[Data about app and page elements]
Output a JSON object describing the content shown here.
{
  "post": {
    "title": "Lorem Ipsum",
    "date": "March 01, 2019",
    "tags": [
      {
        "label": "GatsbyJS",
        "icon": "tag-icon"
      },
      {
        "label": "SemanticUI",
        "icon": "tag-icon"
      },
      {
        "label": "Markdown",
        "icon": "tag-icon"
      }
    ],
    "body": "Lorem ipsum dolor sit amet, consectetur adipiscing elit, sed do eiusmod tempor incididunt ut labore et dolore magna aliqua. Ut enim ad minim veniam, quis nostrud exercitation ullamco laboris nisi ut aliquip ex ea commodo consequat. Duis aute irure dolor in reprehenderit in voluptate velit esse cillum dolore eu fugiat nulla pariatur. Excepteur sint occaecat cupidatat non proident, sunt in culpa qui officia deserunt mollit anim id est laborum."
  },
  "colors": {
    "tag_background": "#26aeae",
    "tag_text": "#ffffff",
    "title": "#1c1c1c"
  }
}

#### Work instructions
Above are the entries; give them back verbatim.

#### Problem solution
Output a JSON object describing the content shown here.
{
  "post": {
    "title": "Lorem Ipsum",
    "date": "March 01, 2019",
    "tags": [
      {
        "label": "GatsbyJS",
        "icon": "tag-icon"
      },
      {
        "label": "SemanticUI",
        "icon": "tag-icon"
      },
      {
        "label": "Markdown",
        "icon": "tag-icon"
      }
    ],
    "body": "Lorem ipsum dolor sit amet, consectetur adipiscing elit, sed do eiusmod tempor incididunt ut labore et dolore magna aliqua. Ut enim ad minim veniam, quis nostrud exercitation ullamco laboris nisi ut aliquip ex ea commodo consequat. Duis aute irure dolor in reprehenderit in voluptate velit esse cillum dolore eu fugiat nulla pariatur. Excepteur sint occaecat cupidatat non proident, sunt in culpa qui officia deserunt mollit anim id est laborum."
  },
  "colors": {
    "tag_background": "#26aeae",
    "tag_text": "#ffffff",
    "title": "#1c1c1c"
  }
}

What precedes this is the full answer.